◆ Exercise goal
Among the entries below, how many lines include "стоимости"? Give the number alone.

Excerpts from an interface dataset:
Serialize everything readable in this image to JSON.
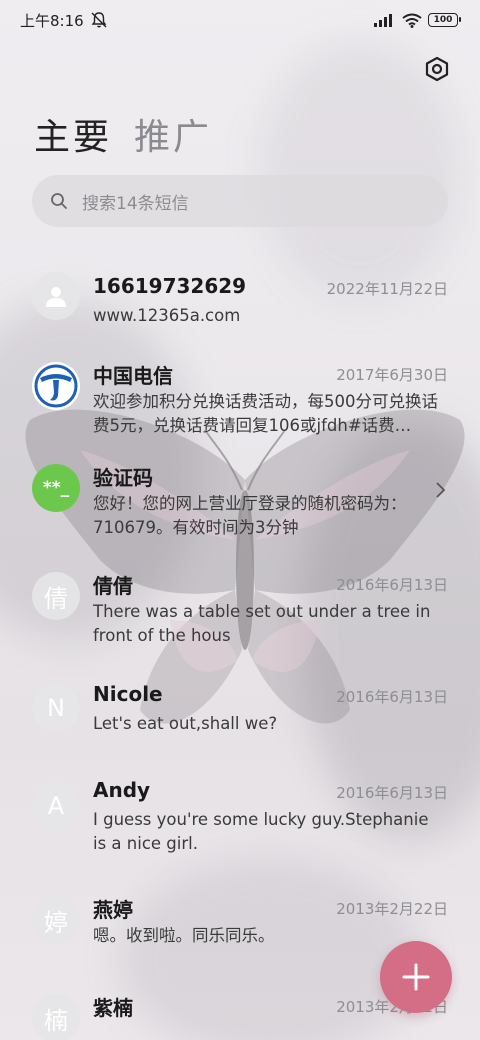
{
  "status_bar": {
    "time": "上午8:16",
    "battery": "100"
  },
  "tabs": {
    "main": "主要",
    "promo": "推广"
  },
  "search": {
    "placeholder": "搜索14条短信"
  },
  "messages": [
    {
      "name": "16619732629",
      "date": "2022年11月22日",
      "preview": "www.12365a.com",
      "avatar": "person-icon"
    },
    {
      "name": "中国电信",
      "date": "2017年6月30日",
      "preview": "欢迎参加积分兑换话费活动，每500分可兑换话费5元，兑换话费请回复106或jfdh#话费…",
      "avatar": "china-telecom-logo"
    },
    {
      "name": "验证码",
      "date": "",
      "preview": "您好！您的网上营业厅登录的随机密码为：710679。有效时间为3分钟",
      "avatar_text": "**_"
    },
    {
      "name": "倩倩",
      "date": "2016年6月13日",
      "preview": "There was a table set out under a tree in front of the hous",
      "avatar_text": "倩"
    },
    {
      "name": "Nicole",
      "date": "2016年6月13日",
      "preview": "Let's eat out,shall we?",
      "avatar_text": "N"
    },
    {
      "name": "Andy",
      "date": "2016年6月13日",
      "preview": "I guess you're some lucky guy.Stephanie is a nice girl.",
      "avatar_text": "A"
    },
    {
      "name": "燕婷",
      "date": "2013年2月22日",
      "preview": "嗯。收到啦。同乐同乐。",
      "avatar_text": "婷"
    },
    {
      "name": "紫楠",
      "date": "2013年2月22日",
      "preview": "",
      "avatar_text": "楠"
    }
  ],
  "colors": {
    "fab": "#d46d86",
    "code_avatar": "#6cc84d",
    "telecom_blue": "#1f5fb8"
  }
}
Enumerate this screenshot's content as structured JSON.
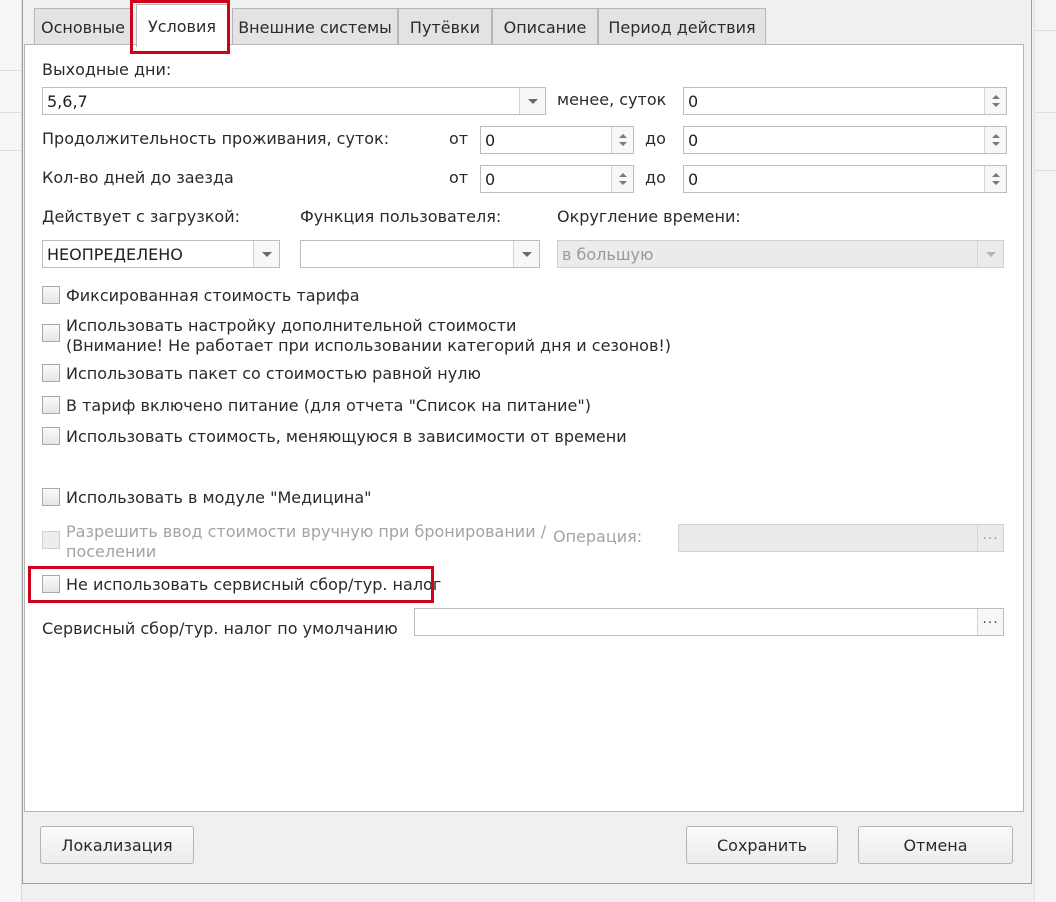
{
  "tabs": [
    "Основные",
    "Условия",
    "Внешние системы",
    "Путёвки",
    "Описание",
    "Период действия"
  ],
  "weekends": {
    "label": "Выходные дни:",
    "value": "5,6,7",
    "less_label": "менее, суток",
    "less_value": "0"
  },
  "stay_duration": {
    "label": "Продолжительность проживания, суток:",
    "from_label": "от",
    "from_value": "0",
    "to_label": "до",
    "to_value": "0"
  },
  "days_before": {
    "label": "Кол-во дней до заезда",
    "from_label": "от",
    "from_value": "0",
    "to_label": "до",
    "to_value": "0"
  },
  "load_mode": {
    "label": "Действует с загрузкой:",
    "value": "НЕОПРЕДЕЛЕНО"
  },
  "user_function": {
    "label": "Функция пользователя:",
    "value": ""
  },
  "rounding": {
    "label": "Округление времени:",
    "value": "в большую"
  },
  "checkboxes": {
    "fixed_price": "Фиксированная стоимость тарифа",
    "extra_cost_line1": "Использовать настройку дополнительной стоимости",
    "extra_cost_line2": "(Внимание! Не работает при использовании категорий дня и сезонов!)",
    "zero_package": "Использовать пакет со стоимостью равной нулю",
    "meals": "В тариф включено питание (для отчета \"Список на питание\")",
    "time_cost": "Использовать стоимость, меняющуюся в зависимости от времени",
    "medicine": "Использовать в модуле \"Медицина\"",
    "manual_price_line1": "Разрешить ввод стоимости вручную при бронировании /",
    "manual_price_line2": "поселении",
    "no_service_fee": "Не использовать сервисный сбор/тур. налог"
  },
  "operation": {
    "label": "Операция:",
    "value": ""
  },
  "default_fee": {
    "label": "Сервисный сбор/тур. налог по умолчанию",
    "value": ""
  },
  "buttons": {
    "localization": "Локализация",
    "save": "Сохранить",
    "cancel": "Отмена"
  },
  "colors": {
    "highlight": "#d0021b"
  }
}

◆ Solved exercise
2